Dr. Brown is an Associate Professor at The University of Wisconsin Department of Family Medicine and Community Health.Dr. Brown’s primary interests revolve around the treatment and prevention of substance use disorders and their complications in settings outside of the specialist treatment environment (such as primary care, hospitals, pharmacies, and criminal justice settings). He enjoys patient care, teaching, and conducting research in these areas. He is Board Certified in Family Medicine and in Addiction Medicine. After family medicine residency, Dr. Brown served as faculty at the Stanislaus County Family Practice Residency where he was also Medical Director of Stanislaus County’s methadone treatment facility. Dr. Brown came to Madison in 2001 to participate in the NIH/NRSA Primary Care Research Fellowship, with focus on addiction health services research, and he attained a PhD in UW’s Dept of Population Health Sciences in 2009. His current research includes investigations in opioid misuse prevention, mobile technology to support recovery, promotion of medication prescribing for alcohol use disorders in primary care, and potential therapeutic applications of psilocybin.
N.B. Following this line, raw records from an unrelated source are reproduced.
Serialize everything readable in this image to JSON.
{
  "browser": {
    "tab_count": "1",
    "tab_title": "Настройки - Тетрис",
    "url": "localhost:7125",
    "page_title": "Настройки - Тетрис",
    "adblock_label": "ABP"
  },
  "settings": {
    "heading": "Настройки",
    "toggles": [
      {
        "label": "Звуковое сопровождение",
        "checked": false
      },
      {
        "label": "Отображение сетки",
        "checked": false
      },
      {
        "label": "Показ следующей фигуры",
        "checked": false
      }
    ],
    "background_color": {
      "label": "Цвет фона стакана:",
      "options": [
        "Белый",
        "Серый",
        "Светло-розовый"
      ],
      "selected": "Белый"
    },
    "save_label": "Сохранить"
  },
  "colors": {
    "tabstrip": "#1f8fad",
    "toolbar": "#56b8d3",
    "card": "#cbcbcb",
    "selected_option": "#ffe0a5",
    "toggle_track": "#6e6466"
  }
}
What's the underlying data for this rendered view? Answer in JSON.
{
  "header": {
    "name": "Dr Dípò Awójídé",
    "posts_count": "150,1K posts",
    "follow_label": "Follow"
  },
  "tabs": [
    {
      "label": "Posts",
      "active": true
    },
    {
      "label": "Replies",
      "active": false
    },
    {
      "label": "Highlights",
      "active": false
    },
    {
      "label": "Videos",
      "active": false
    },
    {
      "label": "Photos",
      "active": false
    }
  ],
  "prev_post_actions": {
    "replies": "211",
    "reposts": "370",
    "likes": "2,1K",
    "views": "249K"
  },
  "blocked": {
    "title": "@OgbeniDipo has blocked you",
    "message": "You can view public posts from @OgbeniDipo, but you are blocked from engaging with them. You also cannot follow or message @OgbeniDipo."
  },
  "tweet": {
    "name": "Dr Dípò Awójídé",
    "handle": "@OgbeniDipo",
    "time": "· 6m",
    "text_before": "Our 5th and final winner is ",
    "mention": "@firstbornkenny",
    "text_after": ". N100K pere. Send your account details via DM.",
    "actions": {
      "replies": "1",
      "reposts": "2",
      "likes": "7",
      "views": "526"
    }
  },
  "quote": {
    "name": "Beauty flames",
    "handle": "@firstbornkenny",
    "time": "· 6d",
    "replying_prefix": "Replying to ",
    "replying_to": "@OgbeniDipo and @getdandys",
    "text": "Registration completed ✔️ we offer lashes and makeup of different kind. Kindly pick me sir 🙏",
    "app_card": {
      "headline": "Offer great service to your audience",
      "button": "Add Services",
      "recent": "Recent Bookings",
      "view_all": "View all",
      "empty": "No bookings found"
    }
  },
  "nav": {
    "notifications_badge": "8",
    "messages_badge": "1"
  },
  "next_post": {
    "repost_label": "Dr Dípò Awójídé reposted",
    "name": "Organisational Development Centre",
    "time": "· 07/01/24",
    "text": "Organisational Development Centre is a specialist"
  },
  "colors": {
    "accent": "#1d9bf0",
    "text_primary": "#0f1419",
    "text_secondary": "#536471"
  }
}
He serves as a consulting physician in addiction medicine at UW Hospital (where he is the Director of the Center for Addictive Disorders), William S. Middleton Memorial Veterans Hospital, the UWHC HIV/AIDS Clinic, and at Access Community Health Centers. He is a certified prescriber of buprenorphine as adjunctive treatment for opioid dependence. Dr. Brown is also the Founding Director of the UW Addiction Medicine Fellowship Program, the Director of the UW SMPH fourth year Clinical Addiction Elective, and the Medical Director of the Overdose Prevention Program of the AIDS Resource Center of Wisconsin.